Aviva, the UK’s largest insurer, will announce today that it has won approval to establish a branch of its Chinese life assurance joint venture in the city of Changsha.

The branch, in the capital city of Hunan province, in south central China, will bring to 13 the total number of cities in which the Aviva-Cofco joint venture has

Aviva-Cofco is a joint venture with China National Cereals, Oils and Foodstuffs Import and Export Corporation, one of China’s largest state-owned enterprises.

The move underlines Aviva’s determination to grow in Asia.

Two years ago Richard Harvey, chief executive of Aviva, admitted that the group lagged a number of its rivals in the region.

Aviva will also be keen to prove that it can expand its operations around the world after a failed £17bn approach to Prudential earlier this year raised doubts about its organic growth prospects. Last week Aviva agreed to acquire AmerUs, a US life assurer, for about £2bn including debt.

The latest approval in China means Aviva has branches in six cities and a further seven sub-branches. It takes the group closer to its long-term goal of achieving an average 10 per market share in 10 provinces or municipal cities by 2010. Aviva refers to this as its “10 by 10 by 10 strategy”.

Changsha, with a population of 5.7m, is the financial centre of Hunan province. It is ranked 19th among China’s top 50 cities in terms of economic strength.

The province of Hunan has a population of 65.6m people.

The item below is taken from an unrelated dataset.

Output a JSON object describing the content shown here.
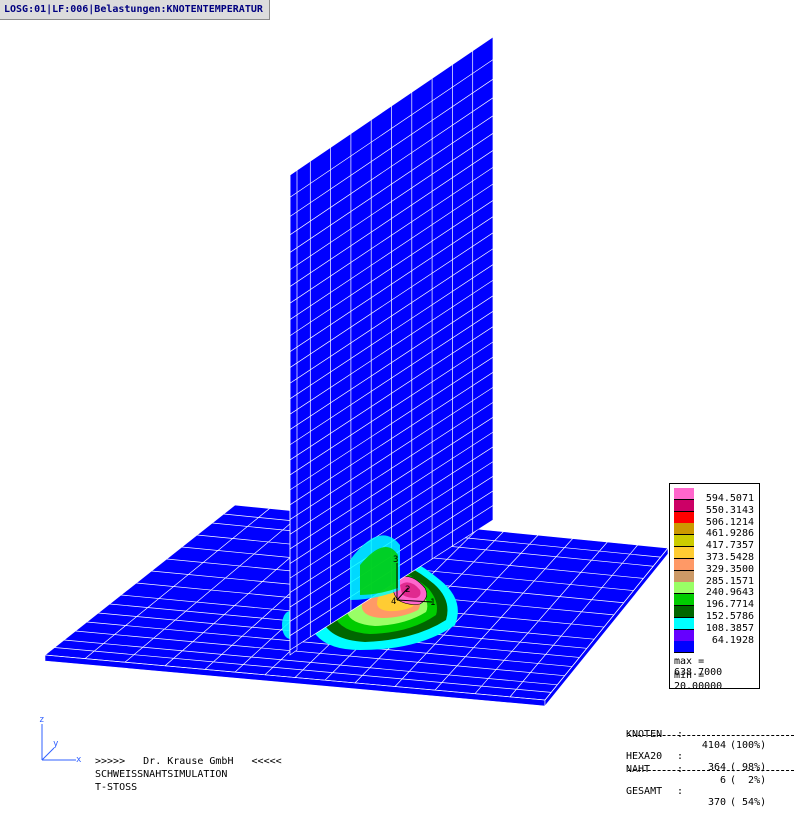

In 2005 Hunan’s gross domestic product was Rmb647.4bn (£43.6bn) and its growth was 11.6 per cent, compared with the national level of 9.9 per cent in the same year.

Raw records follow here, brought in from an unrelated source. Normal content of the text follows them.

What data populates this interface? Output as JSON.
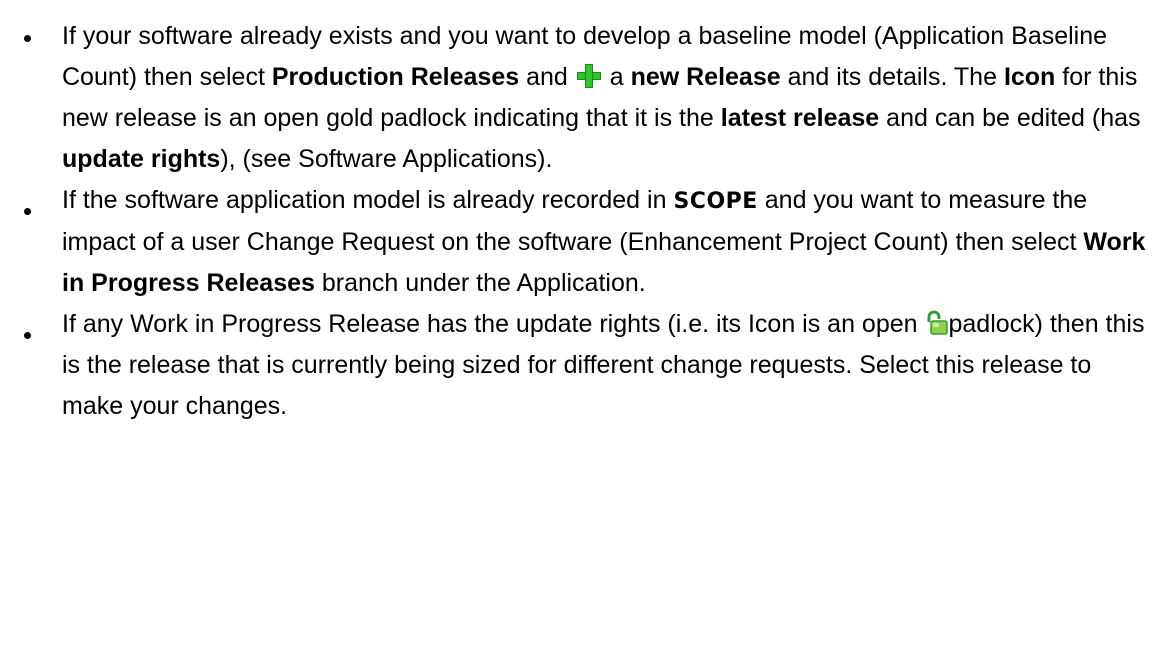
{
  "bullets": [
    {
      "segments": [
        {
          "text": "If your software already exists and you want to develop a baseline model (Application Baseline Count) then select ",
          "bold": false
        },
        {
          "text": "Production Releases",
          "bold": true
        },
        {
          "text": " and ",
          "bold": false
        },
        {
          "icon": "green-plus-icon"
        },
        {
          "text": " a ",
          "bold": false
        },
        {
          "text": "new Release",
          "bold": true
        },
        {
          "text": " and its details. The ",
          "bold": false
        },
        {
          "text": "Icon",
          "bold": true
        },
        {
          "text": " for this new release is an open gold padlock indicating that it is the ",
          "bold": false
        },
        {
          "text": "latest release",
          "bold": true
        },
        {
          "text": " and can be edited (has ",
          "bold": false
        },
        {
          "text": "update rights",
          "bold": true
        },
        {
          "text": "), (see Software Applications).",
          "bold": false
        }
      ]
    },
    {
      "segments": [
        {
          "text": "If the software application model is already recorded in ",
          "bold": false
        },
        {
          "text": "SCOPE",
          "bold": true,
          "style": "scope"
        },
        {
          "text": " and you want to measure the impact of a user Change Request on the software (Enhancement Project Count) then select ",
          "bold": false
        },
        {
          "text": "Work in Progress Releases",
          "bold": true
        },
        {
          "text": " branch under the Application.",
          "bold": false
        }
      ]
    },
    {
      "segments": [
        {
          "text": "If any Work in Progress Release has the update rights (i.e. its Icon is an open ",
          "bold": false
        },
        {
          "icon": "open-padlock-icon"
        },
        {
          "text": "padlock) then this is the release that is currently being sized for different change requests.  Select this release to make your changes.",
          "bold": false
        }
      ]
    }
  ],
  "colors": {
    "plus_icon": "#2fc42f",
    "padlock_body": "#8fd14f",
    "padlock_shackle": "#3a9a3a"
  }
}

As well as its operation in China, Aviva has long-term savings businesses in Singapore, India and Hong Kong. It is also eyeing the Taiwanese market.

Get alerts on Aviva PLC when a new story is published

Copyright The Financial Times Limited 2021. All rights reserved.
Reuse this content (opens in new window) CommentsJump to comments section

Comments have not been enabled for this article.

Follow the topics in this article